**STUDY MATERIAL**:
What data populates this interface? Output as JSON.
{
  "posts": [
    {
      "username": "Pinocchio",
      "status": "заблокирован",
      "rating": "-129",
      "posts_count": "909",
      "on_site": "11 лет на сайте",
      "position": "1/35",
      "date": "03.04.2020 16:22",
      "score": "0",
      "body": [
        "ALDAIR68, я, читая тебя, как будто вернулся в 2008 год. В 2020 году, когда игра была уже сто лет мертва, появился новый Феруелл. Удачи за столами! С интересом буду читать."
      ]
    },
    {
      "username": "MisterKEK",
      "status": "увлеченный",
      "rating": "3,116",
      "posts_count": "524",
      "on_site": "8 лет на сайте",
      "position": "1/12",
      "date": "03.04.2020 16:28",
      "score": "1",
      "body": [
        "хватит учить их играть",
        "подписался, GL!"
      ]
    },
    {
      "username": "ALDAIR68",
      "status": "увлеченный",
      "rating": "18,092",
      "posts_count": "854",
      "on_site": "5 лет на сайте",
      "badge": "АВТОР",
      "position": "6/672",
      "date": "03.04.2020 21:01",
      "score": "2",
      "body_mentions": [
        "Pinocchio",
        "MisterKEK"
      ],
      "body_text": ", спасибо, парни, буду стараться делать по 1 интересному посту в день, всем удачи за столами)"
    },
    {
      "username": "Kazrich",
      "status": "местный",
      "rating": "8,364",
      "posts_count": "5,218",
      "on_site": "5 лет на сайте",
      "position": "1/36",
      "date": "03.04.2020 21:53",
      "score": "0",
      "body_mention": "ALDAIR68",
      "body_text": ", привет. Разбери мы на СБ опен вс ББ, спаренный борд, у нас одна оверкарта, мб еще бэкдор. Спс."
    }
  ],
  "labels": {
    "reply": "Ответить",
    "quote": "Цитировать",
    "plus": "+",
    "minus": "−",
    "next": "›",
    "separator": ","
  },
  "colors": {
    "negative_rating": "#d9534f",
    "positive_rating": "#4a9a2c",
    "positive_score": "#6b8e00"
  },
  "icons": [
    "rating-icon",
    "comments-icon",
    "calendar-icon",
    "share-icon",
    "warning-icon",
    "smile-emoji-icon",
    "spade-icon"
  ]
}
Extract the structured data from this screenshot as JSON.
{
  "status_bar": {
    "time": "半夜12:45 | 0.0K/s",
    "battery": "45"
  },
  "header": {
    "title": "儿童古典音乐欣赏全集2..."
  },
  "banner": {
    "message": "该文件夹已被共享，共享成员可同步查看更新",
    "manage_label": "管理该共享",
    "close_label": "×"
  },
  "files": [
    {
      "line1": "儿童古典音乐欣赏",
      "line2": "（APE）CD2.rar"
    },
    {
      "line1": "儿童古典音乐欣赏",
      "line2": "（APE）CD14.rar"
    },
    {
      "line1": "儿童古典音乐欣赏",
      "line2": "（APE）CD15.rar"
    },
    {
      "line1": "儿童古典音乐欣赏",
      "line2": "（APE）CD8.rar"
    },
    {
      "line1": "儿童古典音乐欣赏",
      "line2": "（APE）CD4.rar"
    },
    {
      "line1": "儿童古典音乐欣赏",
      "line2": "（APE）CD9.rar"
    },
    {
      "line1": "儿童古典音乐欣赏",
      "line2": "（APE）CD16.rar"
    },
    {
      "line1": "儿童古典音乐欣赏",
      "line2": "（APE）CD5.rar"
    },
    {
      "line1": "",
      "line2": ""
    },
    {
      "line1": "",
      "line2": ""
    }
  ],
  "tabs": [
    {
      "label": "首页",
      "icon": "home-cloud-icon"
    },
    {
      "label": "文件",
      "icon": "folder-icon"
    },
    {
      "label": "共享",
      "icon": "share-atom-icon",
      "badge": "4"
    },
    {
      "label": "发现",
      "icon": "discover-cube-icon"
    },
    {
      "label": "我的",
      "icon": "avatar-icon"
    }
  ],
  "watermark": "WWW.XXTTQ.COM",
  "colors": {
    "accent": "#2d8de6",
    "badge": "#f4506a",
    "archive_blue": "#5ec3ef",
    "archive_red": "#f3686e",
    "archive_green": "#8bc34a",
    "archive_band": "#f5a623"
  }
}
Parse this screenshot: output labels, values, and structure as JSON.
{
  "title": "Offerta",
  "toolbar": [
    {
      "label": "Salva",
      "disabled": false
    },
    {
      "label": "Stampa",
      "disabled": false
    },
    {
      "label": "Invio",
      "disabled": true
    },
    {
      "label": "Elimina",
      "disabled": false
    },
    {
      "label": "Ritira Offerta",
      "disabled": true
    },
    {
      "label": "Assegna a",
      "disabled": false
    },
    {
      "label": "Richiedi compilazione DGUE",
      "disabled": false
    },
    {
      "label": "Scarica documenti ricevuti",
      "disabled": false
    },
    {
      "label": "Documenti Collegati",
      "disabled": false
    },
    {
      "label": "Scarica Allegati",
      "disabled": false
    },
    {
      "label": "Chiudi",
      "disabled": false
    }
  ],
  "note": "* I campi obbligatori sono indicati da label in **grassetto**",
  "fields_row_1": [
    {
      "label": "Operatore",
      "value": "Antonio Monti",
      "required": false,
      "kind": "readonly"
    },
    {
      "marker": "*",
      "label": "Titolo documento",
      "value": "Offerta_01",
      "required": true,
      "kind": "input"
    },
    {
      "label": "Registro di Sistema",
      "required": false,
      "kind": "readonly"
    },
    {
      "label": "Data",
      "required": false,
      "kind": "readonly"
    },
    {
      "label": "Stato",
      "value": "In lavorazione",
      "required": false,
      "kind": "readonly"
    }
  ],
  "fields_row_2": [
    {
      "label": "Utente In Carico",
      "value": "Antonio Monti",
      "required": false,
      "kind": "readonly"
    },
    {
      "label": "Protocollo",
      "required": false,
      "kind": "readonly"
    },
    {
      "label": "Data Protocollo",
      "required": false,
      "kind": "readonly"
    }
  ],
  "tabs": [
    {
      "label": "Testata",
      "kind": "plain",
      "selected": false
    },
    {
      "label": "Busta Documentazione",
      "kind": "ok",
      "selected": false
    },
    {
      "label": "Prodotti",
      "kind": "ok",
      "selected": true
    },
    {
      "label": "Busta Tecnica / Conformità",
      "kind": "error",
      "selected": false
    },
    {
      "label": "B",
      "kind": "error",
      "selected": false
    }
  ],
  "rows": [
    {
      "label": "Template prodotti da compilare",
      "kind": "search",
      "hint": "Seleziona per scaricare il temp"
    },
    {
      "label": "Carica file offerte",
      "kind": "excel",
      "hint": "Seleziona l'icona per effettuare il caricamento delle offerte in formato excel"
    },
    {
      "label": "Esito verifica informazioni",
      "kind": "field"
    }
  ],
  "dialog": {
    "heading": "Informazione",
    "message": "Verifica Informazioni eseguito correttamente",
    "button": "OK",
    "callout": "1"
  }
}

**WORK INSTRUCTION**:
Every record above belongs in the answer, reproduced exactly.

**TASK RESPONSE**:
What data populates this interface? Output as JSON.
{
  "posts": [
    {
      "username": "Pinocchio",
      "status": "заблокирован",
      "rating": "-129",
      "posts_count": "909",
      "on_site": "11 лет на сайте",
      "position": "1/35",
      "date": "03.04.2020 16:22",
      "score": "0",
      "body": [
        "ALDAIR68, я, читая тебя, как будто вернулся в 2008 год. В 2020 году, когда игра была уже сто лет мертва, появился новый Феруелл. Удачи за столами! С интересом буду читать."
      ]
    },
    {
      "username": "MisterKEK",
      "status": "увлеченный",
      "rating": "3,116",
      "posts_count": "524",
      "on_site": "8 лет на сайте",
      "position": "1/12",
      "date": "03.04.2020 16:28",
      "score": "1",
      "body": [
        "хватит учить их играть",
        "подписался, GL!"
      ]
    },
    {
      "username": "ALDAIR68",
      "status": "увлеченный",
      "rating": "18,092",
      "posts_count": "854",
      "on_site": "5 лет на сайте",
      "badge": "АВТОР",
      "position": "6/672",
      "date": "03.04.2020 21:01",
      "score": "2",
      "body_mentions": [
        "Pinocchio",
        "MisterKEK"
      ],
      "body_text": ", спасибо, парни, буду стараться делать по 1 интересному посту в день, всем удачи за столами)"
    },
    {
      "username": "Kazrich",
      "status": "местный",
      "rating": "8,364",
      "posts_count": "5,218",
      "on_site": "5 лет на сайте",
      "position": "1/36",
      "date": "03.04.2020 21:53",
      "score": "0",
      "body_mention": "ALDAIR68",
      "body_text": ", привет. Разбери мы на СБ опен вс ББ, спаренный борд, у нас одна оверкарта, мб еще бэкдор. Спс."
    }
  ],
  "labels": {
    "reply": "Ответить",
    "quote": "Цитировать",
    "plus": "+",
    "minus": "−",
    "next": "›",
    "separator": ","
  },
  "colors": {
    "negative_rating": "#d9534f",
    "positive_rating": "#4a9a2c",
    "positive_score": "#6b8e00"
  },
  "icons": [
    "rating-icon",
    "comments-icon",
    "calendar-icon",
    "share-icon",
    "warning-icon",
    "smile-emoji-icon",
    "spade-icon"
  ]
}
Extract the structured data from this screenshot as JSON.
{
  "status_bar": {
    "time": "半夜12:45 | 0.0K/s",
    "battery": "45"
  },
  "header": {
    "title": "儿童古典音乐欣赏全集2..."
  },
  "banner": {
    "message": "该文件夹已被共享，共享成员可同步查看更新",
    "manage_label": "管理该共享",
    "close_label": "×"
  },
  "files": [
    {
      "line1": "儿童古典音乐欣赏",
      "line2": "（APE）CD2.rar"
    },
    {
      "line1": "儿童古典音乐欣赏",
      "line2": "（APE）CD14.rar"
    },
    {
      "line1": "儿童古典音乐欣赏",
      "line2": "（APE）CD15.rar"
    },
    {
      "line1": "儿童古典音乐欣赏",
      "line2": "（APE）CD8.rar"
    },
    {
      "line1": "儿童古典音乐欣赏",
      "line2": "（APE）CD4.rar"
    },
    {
      "line1": "儿童古典音乐欣赏",
      "line2": "（APE）CD9.rar"
    },
    {
      "line1": "儿童古典音乐欣赏",
      "line2": "（APE）CD16.rar"
    },
    {
      "line1": "儿童古典音乐欣赏",
      "line2": "（APE）CD5.rar"
    },
    {
      "line1": "",
      "line2": ""
    },
    {
      "line1": "",
      "line2": ""
    }
  ],
  "tabs": [
    {
      "label": "首页",
      "icon": "home-cloud-icon"
    },
    {
      "label": "文件",
      "icon": "folder-icon"
    },
    {
      "label": "共享",
      "icon": "share-atom-icon",
      "badge": "4"
    },
    {
      "label": "发现",
      "icon": "discover-cube-icon"
    },
    {
      "label": "我的",
      "icon": "avatar-icon"
    }
  ],
  "watermark": "WWW.XXTTQ.COM",
  "colors": {
    "accent": "#2d8de6",
    "badge": "#f4506a",
    "archive_blue": "#5ec3ef",
    "archive_red": "#f3686e",
    "archive_green": "#8bc34a",
    "archive_band": "#f5a623"
  }
}
Parse this screenshot: output labels, values, and structure as JSON.
{
  "title": "Offerta",
  "toolbar": [
    {
      "label": "Salva",
      "disabled": false
    },
    {
      "label": "Stampa",
      "disabled": false
    },
    {
      "label": "Invio",
      "disabled": true
    },
    {
      "label": "Elimina",
      "disabled": false
    },
    {
      "label": "Ritira Offerta",
      "disabled": true
    },
    {
      "label": "Assegna a",
      "disabled": false
    },
    {
      "label": "Richiedi compilazione DGUE",
      "disabled": false
    },
    {
      "label": "Scarica documenti ricevuti",
      "disabled": false
    },
    {
      "label": "Documenti Collegati",
      "disabled": false
    },
    {
      "label": "Scarica Allegati",
      "disabled": false
    },
    {
      "label": "Chiudi",
      "disabled": false
    }
  ],
  "note": "* I campi obbligatori sono indicati da label in **grassetto**",
  "fields_row_1": [
    {
      "label": "Operatore",
      "value": "Antonio Monti",
      "required": false,
      "kind": "readonly"
    },
    {
      "marker": "*",
      "label": "Titolo documento",
      "value": "Offerta_01",
      "required": true,
      "kind": "input"
    },
    {
      "label": "Registro di Sistema",
      "required": false,
      "kind": "readonly"
    },
    {
      "label": "Data",
      "required": false,
      "kind": "readonly"
    },
    {
      "label": "Stato",
      "value": "In lavorazione",
      "required": false,
      "kind": "readonly"
    }
  ],
  "fields_row_2": [
    {
      "label": "Utente In Carico",
      "value": "Antonio Monti",
      "required": false,
      "kind": "readonly"
    },
    {
      "label": "Protocollo",
      "required": false,
      "kind": "readonly"
    },
    {
      "label": "Data Protocollo",
      "required": false,
      "kind": "readonly"
    }
  ],
  "tabs": [
    {
      "label": "Testata",
      "kind": "plain",
      "selected": false
    },
    {
      "label": "Busta Documentazione",
      "kind": "ok",
      "selected": false
    },
    {
      "label": "Prodotti",
      "kind": "ok",
      "selected": true
    },
    {
      "label": "Busta Tecnica / Conformità",
      "kind": "error",
      "selected": false
    },
    {
      "label": "B",
      "kind": "error",
      "selected": false
    }
  ],
  "rows": [
    {
      "label": "Template prodotti da compilare",
      "kind": "search",
      "hint": "Seleziona per scaricare il temp"
    },
    {
      "label": "Carica file offerte",
      "kind": "excel",
      "hint": "Seleziona l'icona per effettuare il caricamento delle offerte in formato excel"
    },
    {
      "label": "Esito verifica informazioni",
      "kind": "field"
    }
  ],
  "dialog": {
    "heading": "Informazione",
    "message": "Verifica Informazioni eseguito correttamente",
    "button": "OK",
    "callout": "1"
  }
}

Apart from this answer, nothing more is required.